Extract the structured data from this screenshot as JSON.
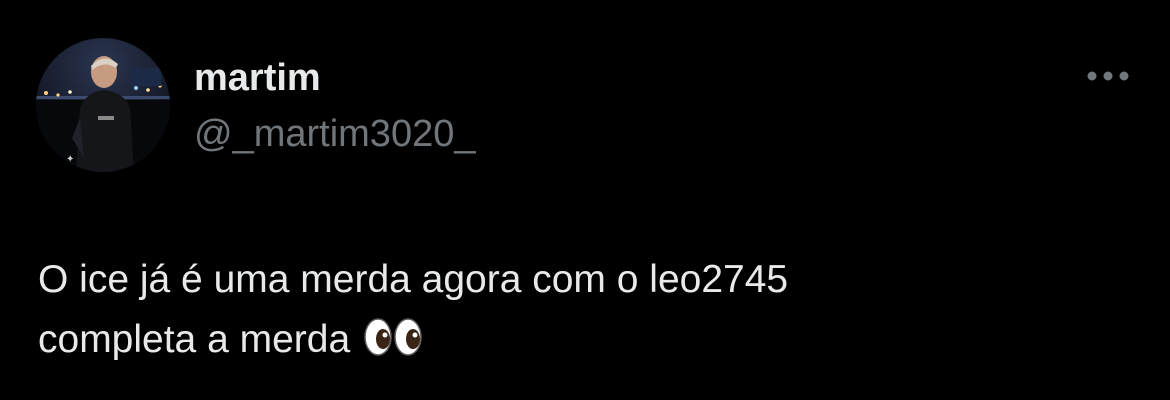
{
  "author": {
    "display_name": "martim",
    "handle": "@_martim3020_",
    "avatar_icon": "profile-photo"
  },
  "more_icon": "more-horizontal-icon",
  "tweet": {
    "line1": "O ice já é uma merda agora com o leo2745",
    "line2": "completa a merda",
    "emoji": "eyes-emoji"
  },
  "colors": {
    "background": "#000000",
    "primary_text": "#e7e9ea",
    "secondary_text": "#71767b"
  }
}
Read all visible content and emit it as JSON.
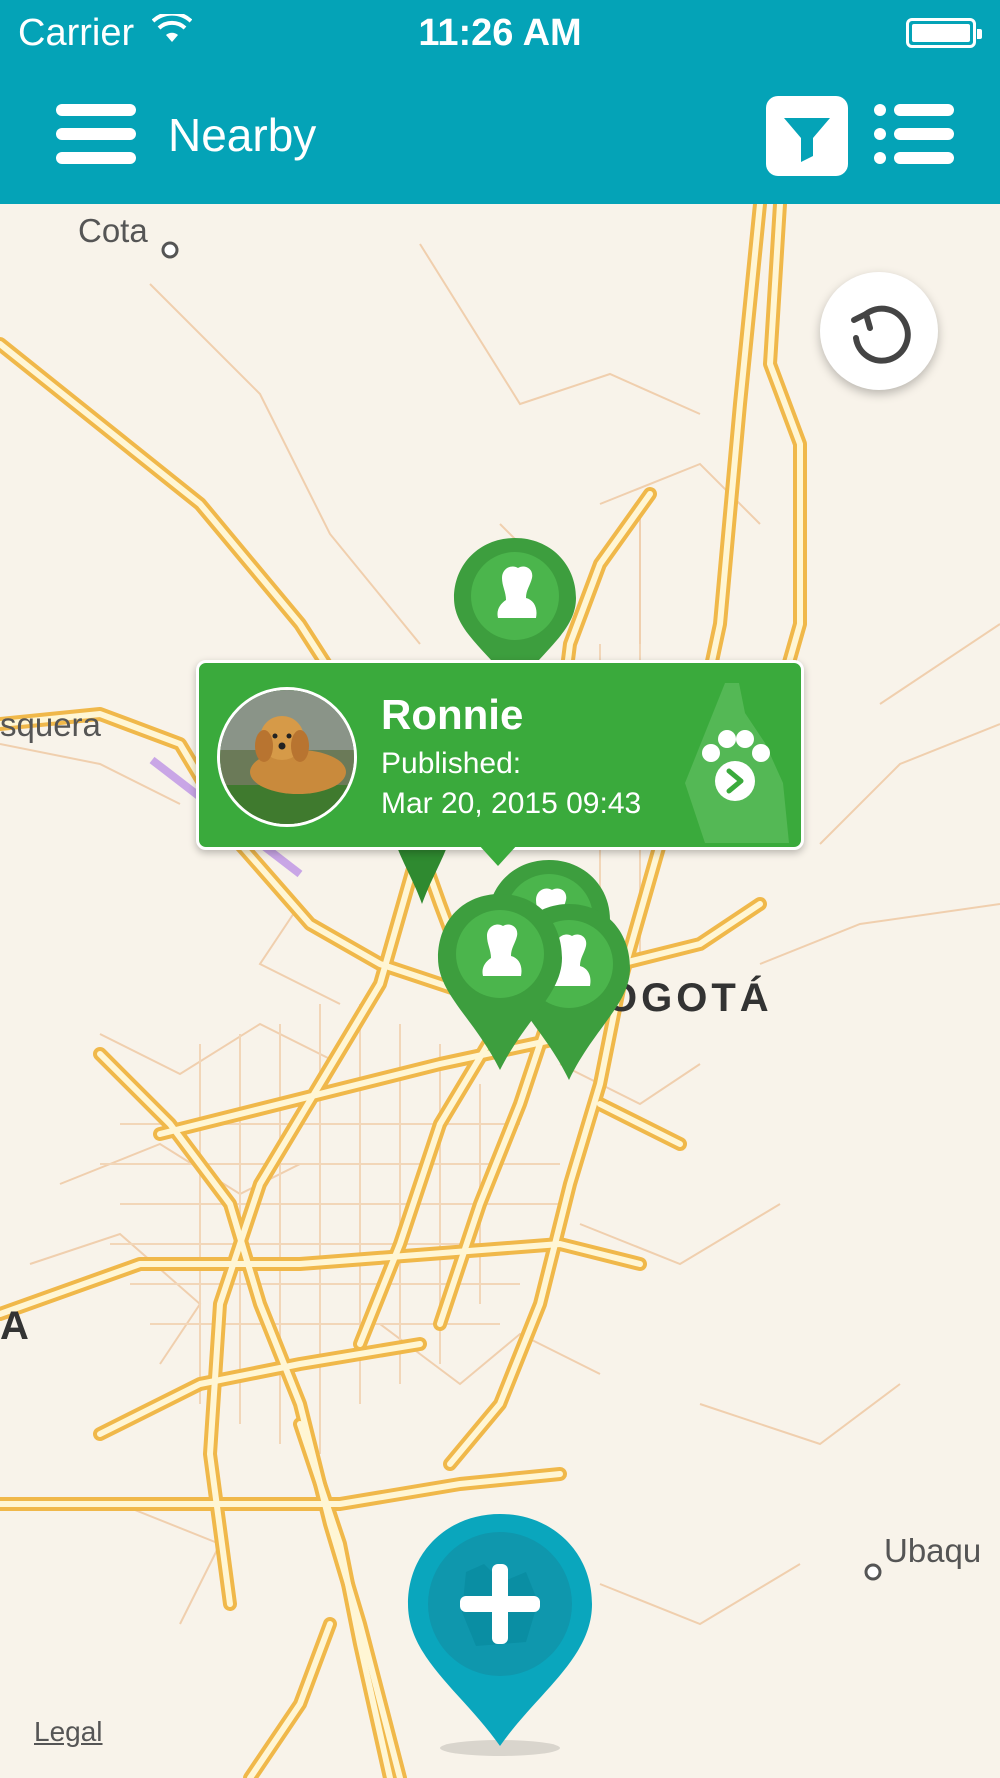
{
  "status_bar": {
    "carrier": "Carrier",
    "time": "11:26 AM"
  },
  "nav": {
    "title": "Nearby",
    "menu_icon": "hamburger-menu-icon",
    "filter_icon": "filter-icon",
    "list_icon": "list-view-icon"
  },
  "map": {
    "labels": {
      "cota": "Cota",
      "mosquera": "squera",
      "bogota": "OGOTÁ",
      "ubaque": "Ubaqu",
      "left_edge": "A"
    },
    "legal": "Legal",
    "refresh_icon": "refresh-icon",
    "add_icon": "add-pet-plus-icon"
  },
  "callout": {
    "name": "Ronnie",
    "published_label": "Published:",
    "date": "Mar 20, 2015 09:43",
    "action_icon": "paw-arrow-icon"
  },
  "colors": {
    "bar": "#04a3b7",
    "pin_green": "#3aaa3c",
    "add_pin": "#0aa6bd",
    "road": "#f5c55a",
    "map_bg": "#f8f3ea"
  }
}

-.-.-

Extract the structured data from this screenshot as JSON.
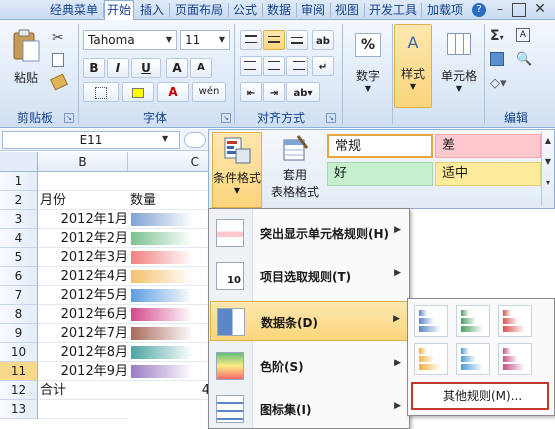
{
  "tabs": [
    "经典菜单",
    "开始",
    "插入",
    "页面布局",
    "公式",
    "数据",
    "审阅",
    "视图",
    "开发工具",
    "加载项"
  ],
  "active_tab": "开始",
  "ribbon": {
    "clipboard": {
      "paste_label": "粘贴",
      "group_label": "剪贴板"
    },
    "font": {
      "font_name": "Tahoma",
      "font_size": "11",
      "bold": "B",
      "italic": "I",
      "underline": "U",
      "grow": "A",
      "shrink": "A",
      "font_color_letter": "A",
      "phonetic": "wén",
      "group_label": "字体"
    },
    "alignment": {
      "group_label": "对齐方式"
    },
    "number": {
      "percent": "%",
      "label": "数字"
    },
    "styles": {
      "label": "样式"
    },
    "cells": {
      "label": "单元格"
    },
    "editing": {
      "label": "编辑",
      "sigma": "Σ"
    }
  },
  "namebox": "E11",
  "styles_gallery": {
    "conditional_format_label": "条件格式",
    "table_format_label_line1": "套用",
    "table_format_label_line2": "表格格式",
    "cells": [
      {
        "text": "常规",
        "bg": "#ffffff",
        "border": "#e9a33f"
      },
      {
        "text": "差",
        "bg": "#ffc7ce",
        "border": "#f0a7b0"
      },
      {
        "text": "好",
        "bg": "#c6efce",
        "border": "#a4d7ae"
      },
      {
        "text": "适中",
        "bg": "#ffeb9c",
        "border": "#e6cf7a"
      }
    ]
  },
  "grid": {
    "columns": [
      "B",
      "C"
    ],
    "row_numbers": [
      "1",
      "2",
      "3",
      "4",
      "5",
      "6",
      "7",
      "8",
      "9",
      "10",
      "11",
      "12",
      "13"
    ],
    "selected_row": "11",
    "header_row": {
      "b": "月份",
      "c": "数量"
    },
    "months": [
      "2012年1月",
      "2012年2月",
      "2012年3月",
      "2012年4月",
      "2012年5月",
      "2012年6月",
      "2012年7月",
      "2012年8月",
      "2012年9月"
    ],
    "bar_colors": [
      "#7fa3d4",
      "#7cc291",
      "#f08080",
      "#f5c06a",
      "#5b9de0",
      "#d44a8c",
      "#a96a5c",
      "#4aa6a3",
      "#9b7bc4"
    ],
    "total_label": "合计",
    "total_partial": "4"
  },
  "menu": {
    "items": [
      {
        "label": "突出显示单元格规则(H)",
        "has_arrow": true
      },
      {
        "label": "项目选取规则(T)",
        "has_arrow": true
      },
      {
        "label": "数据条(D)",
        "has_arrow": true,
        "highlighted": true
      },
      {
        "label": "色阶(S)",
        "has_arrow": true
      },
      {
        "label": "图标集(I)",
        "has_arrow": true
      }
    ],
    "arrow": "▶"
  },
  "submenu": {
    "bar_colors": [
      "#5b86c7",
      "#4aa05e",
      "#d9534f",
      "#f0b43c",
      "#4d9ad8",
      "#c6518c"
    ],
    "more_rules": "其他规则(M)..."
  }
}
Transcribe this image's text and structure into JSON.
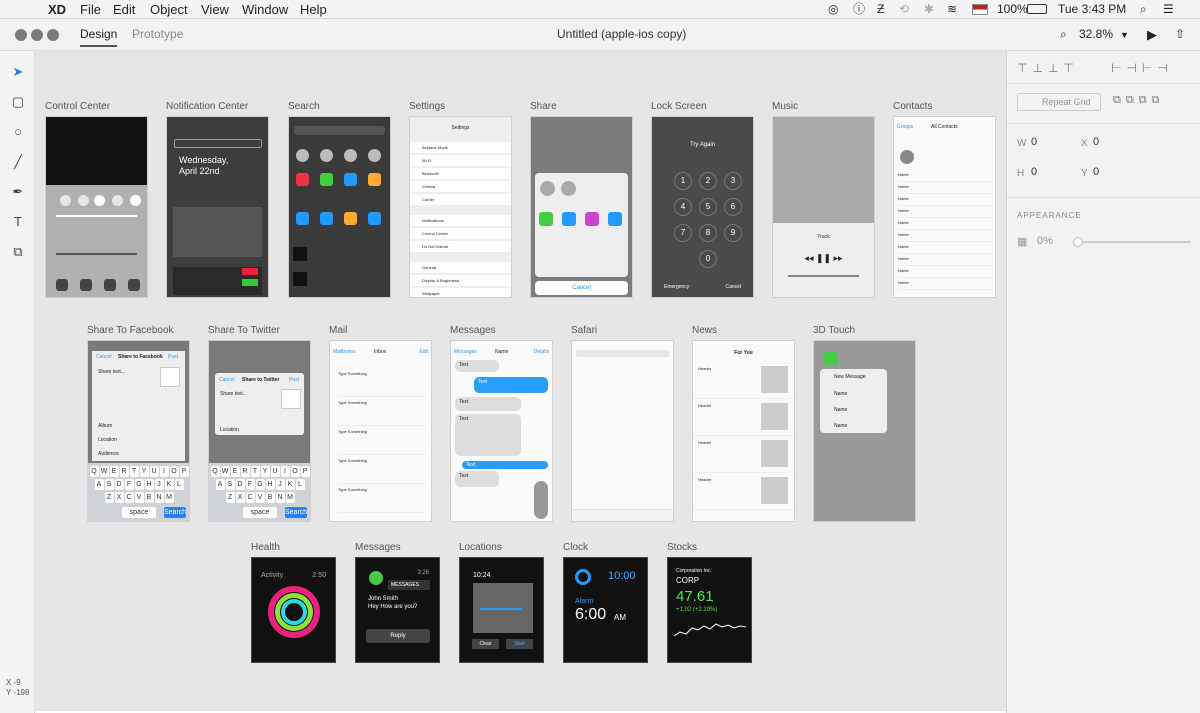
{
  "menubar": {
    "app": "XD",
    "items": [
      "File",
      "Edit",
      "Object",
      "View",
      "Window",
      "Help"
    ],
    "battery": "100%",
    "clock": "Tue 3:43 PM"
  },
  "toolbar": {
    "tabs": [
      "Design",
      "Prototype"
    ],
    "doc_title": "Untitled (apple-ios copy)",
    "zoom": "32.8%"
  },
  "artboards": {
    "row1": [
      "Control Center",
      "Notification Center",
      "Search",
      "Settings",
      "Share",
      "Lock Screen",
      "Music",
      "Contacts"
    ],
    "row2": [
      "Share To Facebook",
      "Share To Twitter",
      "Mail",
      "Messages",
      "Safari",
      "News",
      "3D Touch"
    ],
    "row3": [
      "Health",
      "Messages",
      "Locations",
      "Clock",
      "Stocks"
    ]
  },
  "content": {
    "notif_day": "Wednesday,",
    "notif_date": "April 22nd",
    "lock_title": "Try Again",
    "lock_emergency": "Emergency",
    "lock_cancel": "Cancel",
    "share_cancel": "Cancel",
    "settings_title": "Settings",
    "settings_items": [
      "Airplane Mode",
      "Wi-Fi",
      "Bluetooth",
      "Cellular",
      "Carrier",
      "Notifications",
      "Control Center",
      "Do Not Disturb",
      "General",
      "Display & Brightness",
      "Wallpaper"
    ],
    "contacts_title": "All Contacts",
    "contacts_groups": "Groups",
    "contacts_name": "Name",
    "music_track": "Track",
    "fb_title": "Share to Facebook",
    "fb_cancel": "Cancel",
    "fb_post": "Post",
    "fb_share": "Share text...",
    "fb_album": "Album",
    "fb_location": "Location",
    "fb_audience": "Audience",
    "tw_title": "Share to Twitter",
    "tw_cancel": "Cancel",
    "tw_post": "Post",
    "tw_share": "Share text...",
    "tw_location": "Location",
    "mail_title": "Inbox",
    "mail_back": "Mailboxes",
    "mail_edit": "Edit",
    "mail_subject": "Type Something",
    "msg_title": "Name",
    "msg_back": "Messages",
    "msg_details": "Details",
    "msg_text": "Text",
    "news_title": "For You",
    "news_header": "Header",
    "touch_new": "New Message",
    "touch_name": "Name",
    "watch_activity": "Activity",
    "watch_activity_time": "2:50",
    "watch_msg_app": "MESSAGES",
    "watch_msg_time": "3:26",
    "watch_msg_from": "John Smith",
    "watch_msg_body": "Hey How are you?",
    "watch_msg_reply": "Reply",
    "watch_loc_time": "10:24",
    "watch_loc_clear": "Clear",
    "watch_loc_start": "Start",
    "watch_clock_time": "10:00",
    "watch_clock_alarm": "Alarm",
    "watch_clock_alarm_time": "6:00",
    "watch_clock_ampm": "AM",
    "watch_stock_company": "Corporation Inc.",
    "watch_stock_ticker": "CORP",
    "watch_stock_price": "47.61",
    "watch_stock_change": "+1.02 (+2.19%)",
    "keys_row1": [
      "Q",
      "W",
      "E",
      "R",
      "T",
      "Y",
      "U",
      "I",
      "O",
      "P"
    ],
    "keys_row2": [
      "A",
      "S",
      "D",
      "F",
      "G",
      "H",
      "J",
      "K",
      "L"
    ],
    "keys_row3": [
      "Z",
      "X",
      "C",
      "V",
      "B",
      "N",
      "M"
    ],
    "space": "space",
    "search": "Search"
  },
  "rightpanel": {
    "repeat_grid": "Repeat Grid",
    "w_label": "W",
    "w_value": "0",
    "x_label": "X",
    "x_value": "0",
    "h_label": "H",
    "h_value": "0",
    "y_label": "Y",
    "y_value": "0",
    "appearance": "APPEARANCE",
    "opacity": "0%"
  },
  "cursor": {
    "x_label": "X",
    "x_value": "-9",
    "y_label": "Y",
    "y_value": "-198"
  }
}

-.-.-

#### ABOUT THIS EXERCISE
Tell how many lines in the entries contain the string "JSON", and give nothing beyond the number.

#### RESPONSE BOX
4